CHESTER E. HOLCOMB
A leader in every project for Orange County’s development and prosperity, Chester E. Holcomb belongs to that desirable class of citizens who make their private business enterprises public assets and is now in charge of the Long Beach office of the D. S. Jeppson Company, certified public accountants, but resides at 2202 East Commonwealth Avenue, Fullerton. He was born in Muscatine, Iowa, June 1, 1867, a son of the Rev. Francis Reuben Holcomb, of who more extended mention is made elsewhere in this work, and Annie L. (Johnson) Holcomb, both now deceased.
Reared in the Hawkeye state, Chester E. Holcomb supplemented his public school training by attendance at the Eastern Iowa Normal School and the Iowa Wesleyan University. In 1888 he came with the family to California and has since been identified with the citrus fruit industry of Orange County. He was chosen secretary of the Placentia Orange Growers Association in 1895, acting in that capacity until 1899, and was next cashier of the Fruit Growers Bank of Fullerton. It was converted into the First National Bank of Fullerton in 1900, Mr. Holcomb continuing as cashier until 1901, when he went to Thermal and took up a desert claim, proving up on it. In 1903 he entered upon the duties of cashier of the Citizens Bank of Anaheim, which he helped to reorganize, and it then became known as the First National Bank of Anaheim. Of this institution he was cashier and a director until 1904, when he disposed of his banking interests, and returned to the Coachella Valley, specializing in the raising of cantaloupes and asparagus. In 1905 he formed the Melon Growers Association of Coachella Valley, doing important work as manager of the organization, and this was the real beginning of melon growing in southern California. Pioneering in other departments of agriculture, Mr. Holcomb, in association with his father, was the first to ship asparagus from southern California to Chicago and eastern markets. Chester E. Holcomb began growing oranges about 1907, continuing for thirteen years. He was one of the organizers and the first president of the Northern Orange County Fruit Exchange, also became president of the Anaheim Citrus Association and a director of the Semi-Tropical Fruit Exchange.

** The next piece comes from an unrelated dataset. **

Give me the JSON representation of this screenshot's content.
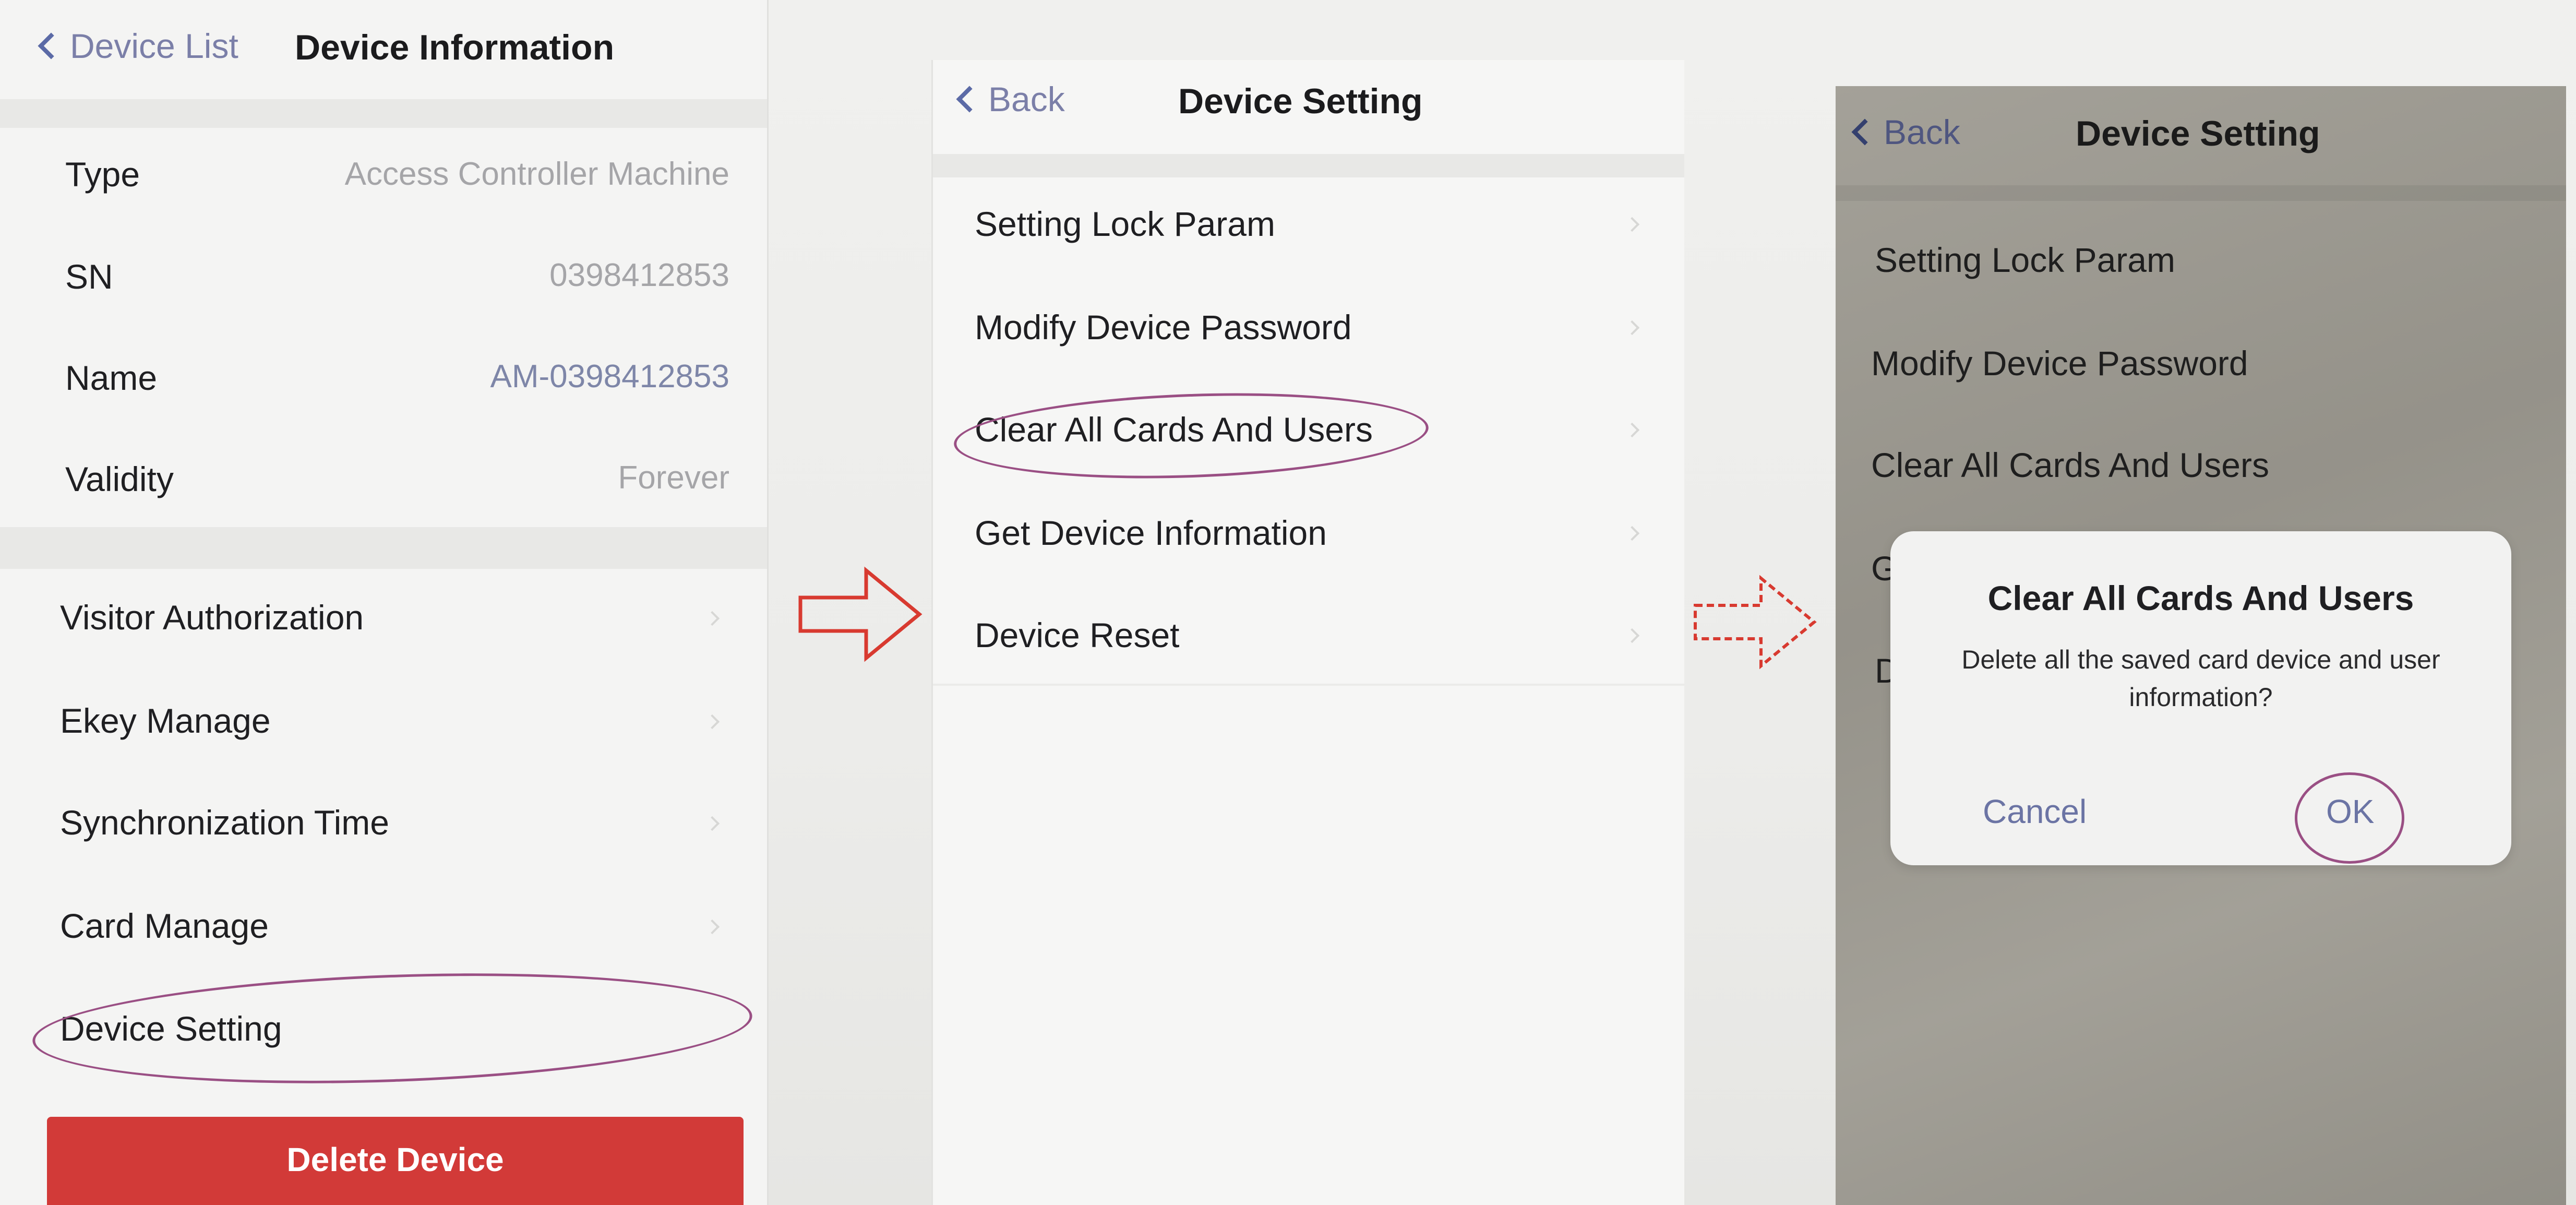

In 1914 Chester E. Holcomb again became an influential factor in financial circles of Orange County by acquiring control of the First National Bank of Anaheim, of which he was elected president, and the American Savings Bank of Anaheim, affiliated with the First National. In 1919 he purchased stock in the First National Bank of Fullerton and was made vice president of the institution, which also profited by his financial acumen and foresight. Constantly increasing the scope of his activities, he turned his attention to public utilities and for three years was a director of the Southern Counties Gas Company. Formerly he was also identified with the newspaper business as an associate of George Case, with whom he published the Fullerton Journal in 1890. He has an unusual capacity for detail and his power of concentration enables him to give his entire thought to the matter in hand, so that he brings to bear all of his force and energy in the accomplishment of his purpose. He is now the manager of the Long Beach branch of the D. S. Jeppson Company, well known as certified public accountants, who also maintain offices in Santa Monica and Los Angeles.

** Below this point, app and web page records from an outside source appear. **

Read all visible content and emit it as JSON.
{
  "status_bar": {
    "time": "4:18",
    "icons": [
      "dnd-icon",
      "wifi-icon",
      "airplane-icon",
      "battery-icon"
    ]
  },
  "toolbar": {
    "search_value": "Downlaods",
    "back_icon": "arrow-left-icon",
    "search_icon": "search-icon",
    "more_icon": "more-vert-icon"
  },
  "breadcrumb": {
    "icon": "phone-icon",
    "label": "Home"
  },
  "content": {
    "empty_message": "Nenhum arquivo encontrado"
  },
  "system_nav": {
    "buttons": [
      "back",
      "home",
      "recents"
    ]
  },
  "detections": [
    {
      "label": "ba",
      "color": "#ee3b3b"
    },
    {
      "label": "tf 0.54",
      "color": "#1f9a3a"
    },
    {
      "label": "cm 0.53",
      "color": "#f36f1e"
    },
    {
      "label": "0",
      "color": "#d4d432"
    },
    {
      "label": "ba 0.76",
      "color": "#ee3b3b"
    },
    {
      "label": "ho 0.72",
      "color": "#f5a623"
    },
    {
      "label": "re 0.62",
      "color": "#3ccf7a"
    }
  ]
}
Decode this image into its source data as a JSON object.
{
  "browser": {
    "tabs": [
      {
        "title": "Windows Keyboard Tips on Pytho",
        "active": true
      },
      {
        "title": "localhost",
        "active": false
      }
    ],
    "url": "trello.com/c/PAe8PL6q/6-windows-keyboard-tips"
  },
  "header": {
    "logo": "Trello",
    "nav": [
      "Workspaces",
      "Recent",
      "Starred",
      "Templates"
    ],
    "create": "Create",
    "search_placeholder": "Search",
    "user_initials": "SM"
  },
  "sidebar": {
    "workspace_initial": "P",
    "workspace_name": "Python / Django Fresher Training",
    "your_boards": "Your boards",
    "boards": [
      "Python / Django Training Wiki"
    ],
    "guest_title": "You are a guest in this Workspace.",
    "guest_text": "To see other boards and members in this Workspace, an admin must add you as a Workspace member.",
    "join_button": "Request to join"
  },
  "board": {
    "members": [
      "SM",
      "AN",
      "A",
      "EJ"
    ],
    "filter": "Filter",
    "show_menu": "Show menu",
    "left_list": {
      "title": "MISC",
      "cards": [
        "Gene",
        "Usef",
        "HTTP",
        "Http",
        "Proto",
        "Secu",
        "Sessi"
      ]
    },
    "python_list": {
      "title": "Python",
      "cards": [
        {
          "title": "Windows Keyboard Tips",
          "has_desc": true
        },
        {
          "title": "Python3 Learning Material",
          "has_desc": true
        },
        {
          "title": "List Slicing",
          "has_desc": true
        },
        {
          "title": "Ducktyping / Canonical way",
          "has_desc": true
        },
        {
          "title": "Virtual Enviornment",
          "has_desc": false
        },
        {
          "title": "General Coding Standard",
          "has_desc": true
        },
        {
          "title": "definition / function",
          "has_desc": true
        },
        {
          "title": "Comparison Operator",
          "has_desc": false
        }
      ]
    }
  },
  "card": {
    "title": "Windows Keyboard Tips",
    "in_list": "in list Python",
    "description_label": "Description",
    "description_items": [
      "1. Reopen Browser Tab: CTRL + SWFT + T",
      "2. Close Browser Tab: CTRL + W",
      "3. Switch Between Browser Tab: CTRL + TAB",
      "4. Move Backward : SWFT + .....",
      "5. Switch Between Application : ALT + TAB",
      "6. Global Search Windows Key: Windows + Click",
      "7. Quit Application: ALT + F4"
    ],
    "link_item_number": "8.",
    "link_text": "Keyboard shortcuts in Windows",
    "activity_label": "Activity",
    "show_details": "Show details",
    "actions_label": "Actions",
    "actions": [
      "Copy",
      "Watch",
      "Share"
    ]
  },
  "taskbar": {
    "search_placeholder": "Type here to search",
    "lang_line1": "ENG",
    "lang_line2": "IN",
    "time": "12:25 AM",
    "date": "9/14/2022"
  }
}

In 1899 Mr. Holcomb married Miss Minnie Zeyn, whose father, John P. Zeyn, was one of the original founders of the Anaheim colony in 1857. Mr. and Mrs. Holcomb have two sons, John Francis and James Willis. A thirty-second degree Mason, Mr. Holcomb belongs to Anaheim Lodge, No. 207, F. & A. M.; and Long Beach Consistory, A. A. S. R. He is likewise a Shriner, with membership in Al Malaikah Temple at Los Angeles. In politics he is a Republican but has never sought public office, preferring to discharge the duties of citizenship in a private capacity. A tireless worker and a broad-gauged man of strict integrity, Mr. Holcomb has been one of the potent forces for progress in his district. His initiative spirit has enabled him to continue beyond the paths marked out by others into new and untried fields where his intelligently directed efforts have resulted in successful achievement.
Transcribed by V. Gerald Iaquinta.
Source: California of the South Vol. IV, by John Steven McGroarty, Pages 397-399, Clarke Publ., Chicago, Los Angeles, Indianapolis. 1933.
© 2012 V. Gerald Iaquinta.